Do you know the difference between dragonflies and mayflies? Each insect's family includes a variety of species; in fact, there are 5,000 species of dragonfly and 2,000 of mayfly.
Dragonflies and mayflies start as underwater nymphs. These are immature forms of dragonflies and mayflies which have several key differences and similarities.
One of the fastest dragonflies is the emperor dragonfly, whose scientific name is anax imperator. This species is found in Europe, Africa, and Asia. Like all dragonflies, when the emperor is ready to leave the water, it matures into an adult and grows wings.
All dragonflies grow up to four inches in length and have a wingspan of nearly five-and-a-half inches. The fully-grown emperor dragonfly hunts for food over water and marshlands. It chases other dragonflies out of its territory and snacks on smaller insect species.
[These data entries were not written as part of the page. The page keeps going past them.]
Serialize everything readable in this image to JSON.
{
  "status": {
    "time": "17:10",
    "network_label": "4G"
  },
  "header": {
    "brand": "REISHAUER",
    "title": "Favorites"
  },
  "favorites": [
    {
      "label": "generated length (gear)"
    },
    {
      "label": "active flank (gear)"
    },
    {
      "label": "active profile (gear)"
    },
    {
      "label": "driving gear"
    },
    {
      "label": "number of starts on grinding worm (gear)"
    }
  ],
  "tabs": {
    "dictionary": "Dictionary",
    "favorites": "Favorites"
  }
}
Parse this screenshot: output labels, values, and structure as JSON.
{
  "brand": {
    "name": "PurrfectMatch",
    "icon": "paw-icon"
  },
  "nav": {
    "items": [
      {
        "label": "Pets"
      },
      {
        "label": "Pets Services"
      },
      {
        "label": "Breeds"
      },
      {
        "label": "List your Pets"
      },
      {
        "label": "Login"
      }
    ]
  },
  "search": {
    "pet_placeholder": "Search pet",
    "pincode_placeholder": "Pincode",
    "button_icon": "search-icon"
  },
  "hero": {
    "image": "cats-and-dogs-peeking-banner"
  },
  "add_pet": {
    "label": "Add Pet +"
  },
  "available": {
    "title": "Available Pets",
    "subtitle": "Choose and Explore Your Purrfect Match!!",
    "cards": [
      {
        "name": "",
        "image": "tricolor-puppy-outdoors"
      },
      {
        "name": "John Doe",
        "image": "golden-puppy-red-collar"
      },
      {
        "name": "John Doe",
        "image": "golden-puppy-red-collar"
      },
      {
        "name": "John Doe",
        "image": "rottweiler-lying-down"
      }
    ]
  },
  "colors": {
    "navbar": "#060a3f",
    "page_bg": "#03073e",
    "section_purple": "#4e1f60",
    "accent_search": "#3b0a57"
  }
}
In contrast, the mayfly’s scientific name is ephemera, a Latin name that comes from the word “ephemeral,” which means “to last a short time.” This nymph spends up to three years in the water; when it finally leaves, it grows up to two inches in length. As adults, mayflies cannot eat because they do not have a digestive system. Consequently, they die quickly. Mayflies are most often seen in summer, when females begin to mate and spread their eggs on bodies of water.
Though they are different in many ways, the emperor dragonfly and the ephemera mayfly—representative of all dragonflies and mayflies—both come from eggs underwater. These water nymphs are fascinating and unique.
[Source: The Encyclopedia of Animals]